After that, the head of NATO also expressed new concerns about Ukraine Russia falsely accused the Ukrainians of intending to use a radioactive “dirty bomb” on its territory. This claim could be part of a “false flag” plot by Moscow to launch such an attack and blame it on Kyiv.

Read more:
What is a “dirty bomb” and is Russia planning to blow up the dam in Novaya Kakhovka?

“Russia has accused others of what they are going to do themselves, so we need to carefully monitor what Russia is doing now. And they need to know that using a dirty bomb or a radiological bomb is a serious escalation,” Mr. Stoltenberg said.

Asked how NATO would respond to such an attack, he said: “It would be a very serious escalation.”

Allies are also worried that Vladimir Putin may even resort to a nuclear strike if his forces are defeated by the Western-backed Ukrainian military.
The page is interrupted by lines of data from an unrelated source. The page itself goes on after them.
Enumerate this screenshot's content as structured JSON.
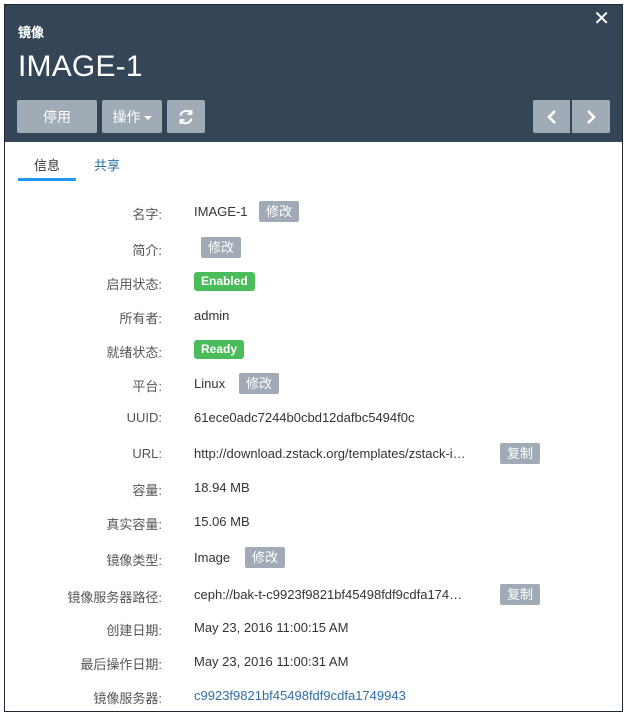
{
  "header": {
    "breadcrumb": "镜像",
    "title": "IMAGE-1",
    "buttons": {
      "disable": "停用",
      "operations": "操作"
    }
  },
  "tabs": [
    {
      "label": "信息",
      "active": true
    },
    {
      "label": "共享",
      "active": false
    }
  ],
  "details": {
    "name_label": "名字:",
    "name_value": "IMAGE-1",
    "description_label": "简介:",
    "enable_state_label": "启用状态:",
    "enable_state_value": "Enabled",
    "owner_label": "所有者:",
    "owner_value": "admin",
    "ready_state_label": "就绪状态:",
    "ready_state_value": "Ready",
    "platform_label": "平台:",
    "platform_value": "Linux",
    "uuid_label": "UUID:",
    "uuid_value": "61ece0adc7244b0cbd12dafbc5494f0c",
    "url_label": "URL:",
    "url_value": "http://download.zstack.org/templates/zstack-i…",
    "size_label": "容量:",
    "size_value": "18.94 MB",
    "actual_size_label": "真实容量:",
    "actual_size_value": "15.06 MB",
    "media_type_label": "镜像类型:",
    "media_type_value": "Image",
    "backup_path_label": "镜像服务器路径:",
    "backup_path_value": "ceph://bak-t-c9923f9821bf45498fdf9cdfa174…",
    "created_label": "创建日期:",
    "created_value": "May 23, 2016 11:00:15 AM",
    "last_op_label": "最后操作日期:",
    "last_op_value": "May 23, 2016 11:00:31 AM",
    "backup_storage_label": "镜像服务器:",
    "backup_storage_value": "c9923f9821bf45498fdf9cdfa1749943"
  },
  "actions": {
    "edit": "修改",
    "copy": "复制"
  },
  "colors": {
    "header_bg": "#344558",
    "button_bg": "#a0abb6",
    "badge_green": "#4bbc5a",
    "link_blue": "#2f6fa6",
    "tab_underline": "#2196f3"
  },
  "icons": [
    "close-icon",
    "refresh-icon",
    "chevron-down-icon",
    "chevron-left-icon",
    "chevron-right-icon"
  ]
}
The head of NATO said: “The probability of any use of nuclear weapons in Ukraine remains low, at the same time the consequences are so devastating, so enormous that we must take the risk seriously.”